A light westerly wind and pleasant conditions throughout, to the extent that I had my first " Islay" butterflies of the year, single Green-veined White and Small Tortoiseshell. This must be a prelude to summer, given we appear to have skipped Spring!!!
Following new birds for the year being seen last week on Jura ( White-tailed Eagle 185, Cuckoo 186 , Arctic Tern 187 and Tree Pipit 188 ), today saw a further boost occur!
An early seawatch in quite ideal conditions produced virtually nothing! Local to Portnahaven, it was obvious that there had been quite a fall of Northern Wheatear, about half of which were of the "Greenland" form. This proved to be the case throughout most of the Rinns, but not further inland. Whimbrel too were both present and arriving, and various groups ranging from 7 to almost 30 being encountered. Willow Warblers had obviously arrived in good numbers too, with many in song , but others feeding more quietly. A single Chiffchaff sang nearby to Loch Skerrols as did a Sedge Warbler ( 2013,189 ) at Loch Gorm.
Early in the day only odd hirundines were encountered ( Swallow over Bowmore Harbour and at Springbank ), but later, several were seen down the whole of the Rinns with House Martins at Loch Tallant and near Crosshouses and a Sand Martin near Loch Gorm. Both Pied and White Wagtails were noted at varying locations and "new" Common Sandpipers ( 2013, 190 ) near Claddach feeding with some resplendent Turnstone. Two parties of Light bellied Brent Geese on Loch Indaal had moved on later in the day, but the single Pink-footed Goose is still with Grey-lag Geese near Loch Gorm. Of other geese there was no sign, with the remainder apparently having finally moved off northwards after a very late departure. Doubtless some small numbers of the unfit or unwilling will appear within the next few days!!
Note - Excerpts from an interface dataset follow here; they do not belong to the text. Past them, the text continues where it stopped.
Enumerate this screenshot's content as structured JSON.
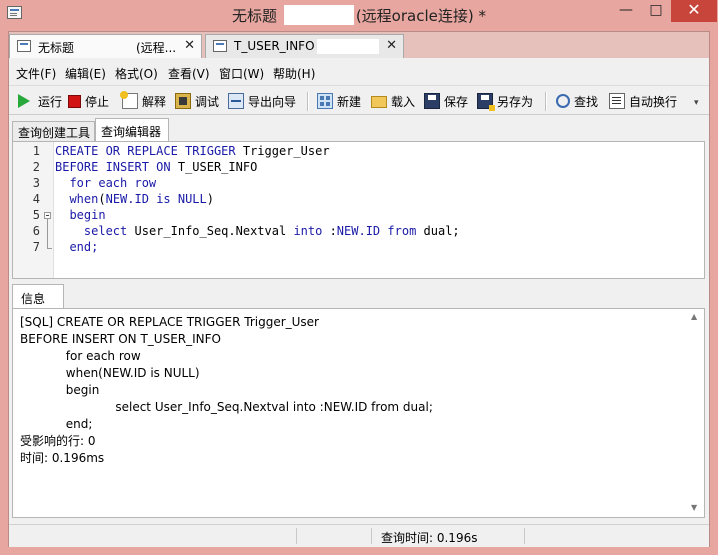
{
  "window": {
    "title_prefix": "无标题",
    "title_suffix": "(远程oracle连接) *",
    "minimize": "—",
    "maximize": "□",
    "close": "✕"
  },
  "doc_tabs": [
    {
      "label": "无标题",
      "suffix": "(远程...",
      "close": "✕",
      "icon": "query-doc-icon"
    },
    {
      "label": "T_USER_INFO",
      "close": "✕",
      "icon": "table-doc-icon"
    }
  ],
  "menu": {
    "items": [
      "文件(F)",
      "编辑(E)",
      "格式(O)",
      "查看(V)",
      "窗口(W)",
      "帮助(H)"
    ]
  },
  "toolbar": {
    "run": "运行",
    "stop": "停止",
    "explain": "解释",
    "debug": "调试",
    "export_wizard": "导出向导",
    "new": "新建",
    "load": "载入",
    "save": "保存",
    "save_as": "另存为",
    "find": "查找",
    "word_wrap": "自动换行"
  },
  "sub_tabs": [
    "查询创建工具",
    "查询编辑器"
  ],
  "editor": {
    "lines": [
      {
        "num": "1",
        "parts": [
          [
            "CREATE OR REPLACE TRIGGER",
            "kw"
          ],
          [
            " Trigger_User",
            ""
          ]
        ]
      },
      {
        "num": "2",
        "parts": [
          [
            "BEFORE INSERT ON",
            "kw"
          ],
          [
            " T_USER_INFO",
            ""
          ]
        ]
      },
      {
        "num": "3",
        "parts": [
          [
            "  for each row",
            "kw"
          ]
        ]
      },
      {
        "num": "4",
        "parts": [
          [
            "  when",
            "kw"
          ],
          [
            "(",
            ""
          ],
          [
            "NEW.ID",
            "kw"
          ],
          [
            " ",
            ""
          ],
          [
            "is NULL",
            "kw"
          ],
          [
            ")",
            ""
          ]
        ]
      },
      {
        "num": "5",
        "parts": [
          [
            "  begin",
            "kw"
          ]
        ]
      },
      {
        "num": "6",
        "parts": [
          [
            "    ",
            ""
          ],
          [
            "select",
            "kw"
          ],
          [
            " User_Info_Seq.Nextval ",
            ""
          ],
          [
            "into",
            "kw"
          ],
          [
            " :",
            ""
          ],
          [
            "NEW.ID",
            "kw"
          ],
          [
            " ",
            ""
          ],
          [
            "from",
            "kw"
          ],
          [
            " dual;",
            ""
          ]
        ]
      },
      {
        "num": "7",
        "parts": [
          [
            "  end;",
            "kw"
          ]
        ]
      }
    ]
  },
  "info": {
    "tab_label": "信息",
    "lines": [
      "[SQL] CREATE OR REPLACE TRIGGER Trigger_User",
      "BEFORE INSERT ON T_USER_INFO",
      "            for each row",
      "            when(NEW.ID is NULL)",
      "            begin",
      "                         select User_Info_Seq.Nextval into :NEW.ID from dual;",
      "            end;",
      "受影响的行: 0",
      "时间: 0.196ms"
    ]
  },
  "status": {
    "query_time": "查询时间: 0.196s"
  }
}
The Corncrakes (2013, 191 ) around Portnahaven continue to entertain , with one bird calling well into late morning. Finally, good views were obtained of one of the Lapland Buntings discovered yesterday near Rockside Farm. A fine male feeding amongst newly emerged barley, proving difficult to see at times and posing the question of how many such birds go undiscovered amidst such cover!!